Citation: Levi M, Ben-Aharon I and Shalgi R (2022) Irinotecan (CPT-11) Treatment Induces Mild Gonadotoxicity. Front. Reprod. Health 4:812053. doi: 10.3389/frph.2022.812053
Received: 09 November 2021; Accepted: 15 February 2022;
Published: 14 March 2022.
Edited by:Eitan Lunenfeld, Ariel University, Israel
Reviewed by:Avi Ben Haroush, Tel Aviv University, Israel
Ali Shalizar-Jalali, Urmia University, Iran
Copyright © 2022 Levi, Ben-Aharon and Shalgi. This is an open-access article distributed under the terms of the Creative Commons Attribution License (CC BY). The use, distribution or reproduction in other forums is permitted, provided the original author(s) and the copyright owner(s) are credited and that the original publication in this journal is cited, in accordance with accepted academic practice. No use, distribution or reproduction is permitted which does not comply with these terms.
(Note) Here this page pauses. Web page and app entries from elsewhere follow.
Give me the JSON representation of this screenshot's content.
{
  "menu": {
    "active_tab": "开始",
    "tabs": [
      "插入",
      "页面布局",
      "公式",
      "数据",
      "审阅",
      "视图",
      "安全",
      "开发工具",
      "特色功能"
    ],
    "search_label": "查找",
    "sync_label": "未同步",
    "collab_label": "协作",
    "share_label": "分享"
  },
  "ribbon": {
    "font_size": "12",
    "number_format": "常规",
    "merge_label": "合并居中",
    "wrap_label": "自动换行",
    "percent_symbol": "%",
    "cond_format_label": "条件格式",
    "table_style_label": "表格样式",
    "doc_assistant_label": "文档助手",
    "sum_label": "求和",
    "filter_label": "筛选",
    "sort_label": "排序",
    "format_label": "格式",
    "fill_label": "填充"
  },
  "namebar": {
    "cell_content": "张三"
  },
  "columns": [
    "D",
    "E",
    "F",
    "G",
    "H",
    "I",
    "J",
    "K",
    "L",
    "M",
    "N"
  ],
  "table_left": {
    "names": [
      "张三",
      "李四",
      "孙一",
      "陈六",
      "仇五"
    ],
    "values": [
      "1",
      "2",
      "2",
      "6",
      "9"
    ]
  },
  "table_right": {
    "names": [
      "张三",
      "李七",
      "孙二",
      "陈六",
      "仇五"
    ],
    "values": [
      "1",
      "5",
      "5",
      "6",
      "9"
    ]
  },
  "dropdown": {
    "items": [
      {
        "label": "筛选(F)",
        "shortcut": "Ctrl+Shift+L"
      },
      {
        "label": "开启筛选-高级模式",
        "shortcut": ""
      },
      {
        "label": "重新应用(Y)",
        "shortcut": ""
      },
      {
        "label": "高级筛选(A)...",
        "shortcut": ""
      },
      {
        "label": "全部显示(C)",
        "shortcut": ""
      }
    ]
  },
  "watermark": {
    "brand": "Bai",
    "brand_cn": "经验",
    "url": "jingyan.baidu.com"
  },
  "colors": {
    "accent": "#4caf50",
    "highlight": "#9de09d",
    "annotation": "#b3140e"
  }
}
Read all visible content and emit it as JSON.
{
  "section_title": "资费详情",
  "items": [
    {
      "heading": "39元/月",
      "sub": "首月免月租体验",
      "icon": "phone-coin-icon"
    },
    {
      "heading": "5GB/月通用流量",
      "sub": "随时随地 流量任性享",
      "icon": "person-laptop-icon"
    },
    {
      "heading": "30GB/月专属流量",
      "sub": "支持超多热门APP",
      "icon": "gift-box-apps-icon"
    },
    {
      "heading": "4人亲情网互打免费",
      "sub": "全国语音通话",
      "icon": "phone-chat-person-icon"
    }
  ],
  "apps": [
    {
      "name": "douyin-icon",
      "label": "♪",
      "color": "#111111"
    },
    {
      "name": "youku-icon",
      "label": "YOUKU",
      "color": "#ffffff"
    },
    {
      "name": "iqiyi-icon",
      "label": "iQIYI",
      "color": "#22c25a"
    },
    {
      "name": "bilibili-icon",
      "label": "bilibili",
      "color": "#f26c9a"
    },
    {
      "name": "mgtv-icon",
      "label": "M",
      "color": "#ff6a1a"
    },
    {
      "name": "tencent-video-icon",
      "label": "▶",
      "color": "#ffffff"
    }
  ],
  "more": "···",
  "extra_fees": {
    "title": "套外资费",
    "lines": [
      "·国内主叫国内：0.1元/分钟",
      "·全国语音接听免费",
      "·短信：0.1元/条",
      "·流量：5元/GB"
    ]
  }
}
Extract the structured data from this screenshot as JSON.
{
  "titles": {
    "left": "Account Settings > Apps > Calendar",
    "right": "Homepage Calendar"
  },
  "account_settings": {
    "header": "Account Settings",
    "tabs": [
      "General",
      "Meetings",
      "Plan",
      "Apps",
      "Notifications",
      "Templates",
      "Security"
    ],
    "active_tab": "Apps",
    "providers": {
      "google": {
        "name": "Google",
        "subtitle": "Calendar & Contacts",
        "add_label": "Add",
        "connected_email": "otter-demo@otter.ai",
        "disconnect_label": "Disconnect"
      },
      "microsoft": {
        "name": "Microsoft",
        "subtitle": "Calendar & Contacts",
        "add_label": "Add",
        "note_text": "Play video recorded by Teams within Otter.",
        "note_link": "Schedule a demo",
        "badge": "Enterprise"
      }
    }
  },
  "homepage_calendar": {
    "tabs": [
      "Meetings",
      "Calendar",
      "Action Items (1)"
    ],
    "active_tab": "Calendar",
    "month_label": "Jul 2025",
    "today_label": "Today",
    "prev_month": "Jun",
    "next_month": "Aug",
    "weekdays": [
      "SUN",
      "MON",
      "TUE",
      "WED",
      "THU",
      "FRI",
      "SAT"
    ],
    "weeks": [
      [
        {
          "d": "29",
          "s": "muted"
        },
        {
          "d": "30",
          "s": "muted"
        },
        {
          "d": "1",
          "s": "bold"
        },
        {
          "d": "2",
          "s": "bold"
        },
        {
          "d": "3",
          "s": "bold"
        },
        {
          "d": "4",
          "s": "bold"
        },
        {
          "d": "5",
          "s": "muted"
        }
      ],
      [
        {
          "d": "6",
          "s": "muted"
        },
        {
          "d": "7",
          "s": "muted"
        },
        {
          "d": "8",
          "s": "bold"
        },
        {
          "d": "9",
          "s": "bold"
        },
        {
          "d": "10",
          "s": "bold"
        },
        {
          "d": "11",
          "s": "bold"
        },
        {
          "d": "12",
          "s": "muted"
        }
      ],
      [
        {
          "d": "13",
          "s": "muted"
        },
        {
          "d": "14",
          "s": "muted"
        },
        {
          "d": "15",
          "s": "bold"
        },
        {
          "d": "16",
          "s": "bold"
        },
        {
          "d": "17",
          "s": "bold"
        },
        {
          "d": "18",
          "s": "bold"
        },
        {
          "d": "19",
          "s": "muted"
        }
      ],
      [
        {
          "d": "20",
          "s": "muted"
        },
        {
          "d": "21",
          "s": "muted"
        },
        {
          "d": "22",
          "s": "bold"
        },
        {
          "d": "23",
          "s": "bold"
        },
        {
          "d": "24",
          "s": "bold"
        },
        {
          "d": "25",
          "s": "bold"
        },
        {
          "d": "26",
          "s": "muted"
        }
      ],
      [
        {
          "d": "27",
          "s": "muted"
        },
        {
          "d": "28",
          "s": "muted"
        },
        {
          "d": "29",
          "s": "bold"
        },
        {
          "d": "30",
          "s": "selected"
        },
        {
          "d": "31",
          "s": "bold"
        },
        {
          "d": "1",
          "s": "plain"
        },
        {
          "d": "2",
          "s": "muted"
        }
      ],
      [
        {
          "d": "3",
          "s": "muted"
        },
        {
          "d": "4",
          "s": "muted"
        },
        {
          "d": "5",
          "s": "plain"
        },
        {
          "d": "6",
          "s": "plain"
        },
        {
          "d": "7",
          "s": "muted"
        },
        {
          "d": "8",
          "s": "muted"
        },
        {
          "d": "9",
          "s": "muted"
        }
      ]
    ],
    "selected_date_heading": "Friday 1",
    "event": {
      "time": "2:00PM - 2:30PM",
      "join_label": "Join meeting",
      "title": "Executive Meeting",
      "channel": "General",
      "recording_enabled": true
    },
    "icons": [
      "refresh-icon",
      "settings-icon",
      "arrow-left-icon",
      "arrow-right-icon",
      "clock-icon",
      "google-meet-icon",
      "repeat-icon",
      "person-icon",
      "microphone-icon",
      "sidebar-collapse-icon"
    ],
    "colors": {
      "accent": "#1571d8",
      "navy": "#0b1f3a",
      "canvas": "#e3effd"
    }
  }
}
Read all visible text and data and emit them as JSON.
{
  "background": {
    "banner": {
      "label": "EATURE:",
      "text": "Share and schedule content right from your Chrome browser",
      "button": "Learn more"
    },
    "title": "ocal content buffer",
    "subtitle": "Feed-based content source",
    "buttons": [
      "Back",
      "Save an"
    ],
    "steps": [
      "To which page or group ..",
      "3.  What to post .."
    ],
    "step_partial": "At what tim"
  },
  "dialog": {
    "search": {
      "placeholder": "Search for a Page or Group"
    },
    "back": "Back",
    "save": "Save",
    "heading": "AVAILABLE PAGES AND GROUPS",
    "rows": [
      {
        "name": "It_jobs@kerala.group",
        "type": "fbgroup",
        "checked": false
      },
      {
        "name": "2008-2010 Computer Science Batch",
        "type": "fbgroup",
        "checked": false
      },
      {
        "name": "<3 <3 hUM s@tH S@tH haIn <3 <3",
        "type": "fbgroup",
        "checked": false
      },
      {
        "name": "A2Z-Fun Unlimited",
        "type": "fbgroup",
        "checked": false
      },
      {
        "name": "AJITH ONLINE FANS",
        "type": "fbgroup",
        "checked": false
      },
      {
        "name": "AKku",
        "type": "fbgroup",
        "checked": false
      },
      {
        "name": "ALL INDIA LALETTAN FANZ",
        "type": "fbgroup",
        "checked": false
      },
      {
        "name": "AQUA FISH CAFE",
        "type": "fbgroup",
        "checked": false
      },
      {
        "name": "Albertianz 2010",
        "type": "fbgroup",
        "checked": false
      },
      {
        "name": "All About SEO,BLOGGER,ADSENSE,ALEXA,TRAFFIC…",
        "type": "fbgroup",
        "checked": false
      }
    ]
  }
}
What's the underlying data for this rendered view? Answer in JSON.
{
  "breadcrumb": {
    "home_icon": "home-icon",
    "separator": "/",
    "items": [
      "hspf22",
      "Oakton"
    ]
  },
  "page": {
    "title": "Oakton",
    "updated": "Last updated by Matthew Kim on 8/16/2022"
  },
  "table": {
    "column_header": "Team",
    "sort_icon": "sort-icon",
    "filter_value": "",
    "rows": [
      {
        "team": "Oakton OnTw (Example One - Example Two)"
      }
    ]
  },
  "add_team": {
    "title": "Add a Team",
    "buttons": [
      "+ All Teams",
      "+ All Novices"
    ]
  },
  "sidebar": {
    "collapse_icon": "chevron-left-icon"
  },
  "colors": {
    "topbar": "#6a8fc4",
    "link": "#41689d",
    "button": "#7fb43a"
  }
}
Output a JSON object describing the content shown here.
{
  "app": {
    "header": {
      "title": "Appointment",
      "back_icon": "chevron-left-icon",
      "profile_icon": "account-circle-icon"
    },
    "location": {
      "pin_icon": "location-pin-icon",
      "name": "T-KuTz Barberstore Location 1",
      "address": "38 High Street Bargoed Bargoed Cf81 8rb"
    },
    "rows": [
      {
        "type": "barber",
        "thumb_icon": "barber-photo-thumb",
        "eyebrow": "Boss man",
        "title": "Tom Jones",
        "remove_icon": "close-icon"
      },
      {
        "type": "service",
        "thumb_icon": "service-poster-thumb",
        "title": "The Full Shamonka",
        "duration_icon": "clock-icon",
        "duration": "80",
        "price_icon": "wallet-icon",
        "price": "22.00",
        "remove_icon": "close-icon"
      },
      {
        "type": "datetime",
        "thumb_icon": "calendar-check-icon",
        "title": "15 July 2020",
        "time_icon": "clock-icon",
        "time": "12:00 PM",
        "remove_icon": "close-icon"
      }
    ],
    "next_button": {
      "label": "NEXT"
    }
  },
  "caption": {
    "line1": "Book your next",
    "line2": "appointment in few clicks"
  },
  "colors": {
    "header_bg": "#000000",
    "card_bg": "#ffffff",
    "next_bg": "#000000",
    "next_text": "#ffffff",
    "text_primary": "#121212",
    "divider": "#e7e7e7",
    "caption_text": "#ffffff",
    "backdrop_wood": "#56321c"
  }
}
*Correspondence: Ruth Shalgi, email@example.com; Mattan Levi, firstname.lastname@example.org